Metformin to Augment Strength Training Effective Response in Seniors
Strength exercise training is the most effective intervention identified to combat loss of muscle function with advancing age; however, the response to exercise is blunted and highly variable in older adults. This randomized, placebo-controlled trial – a collaboration between two major academic medical centers (University of Kentucky and University of Alabama at Birmingham) – is designed to determine if the addition of a medication (metformin) will improve the effectiveness of strength training in older adults. The overall goal is to establish a low cost, personalized approach to prevent frailty in older adults.
Funding: National Institutes of Health, National Institute on Aging (Grant #1R01AG046920)
Investigators: Charlotte Peterson, PhD, and Phil Kern, MD, University of Kentucky; Marcas Bamman, PhD, University of Alabama at Birmingham
Participants: 65+ years of age; no history of diabetes; no intensive strength training during the past three years; access to transportation; must meet all other inclusion and exclusion criteria.
Benefits: Supervised exercise training 3 days per week for 14 weeks with certified trainers in a clinical research setting; free assessments of health and functional status, body composition, and fitness; opportunity to play a pivotal role in biomedical research that will advance personalized exercise medicine for older adults.

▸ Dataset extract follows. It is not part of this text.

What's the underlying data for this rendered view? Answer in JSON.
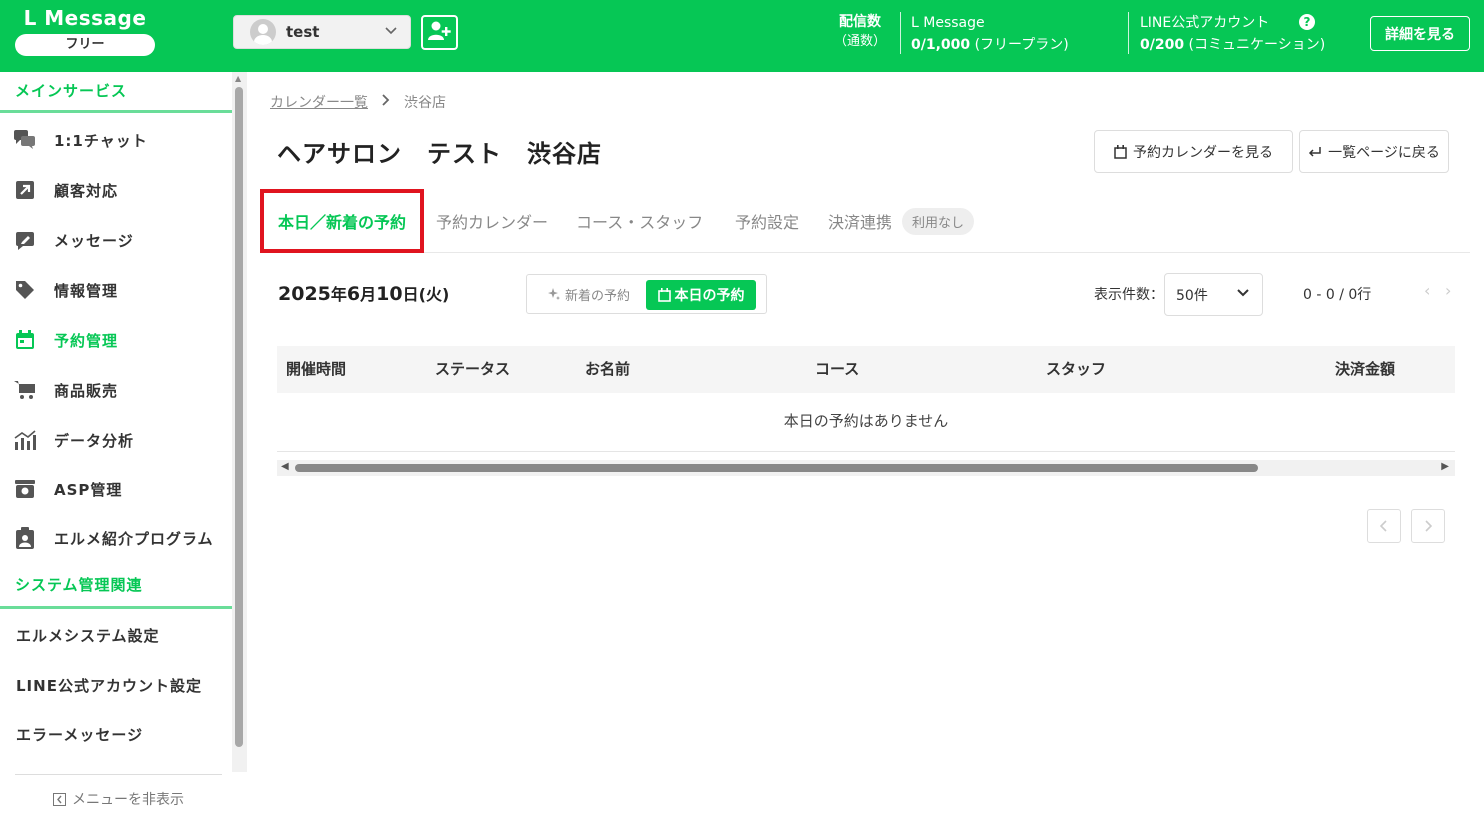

If you may be interested in participating and want to learn more, please complete the questionnaire below and a member of our research staff will contact you soon. You may also email email@example.com or call 205-996-4086. Thank you for your interest.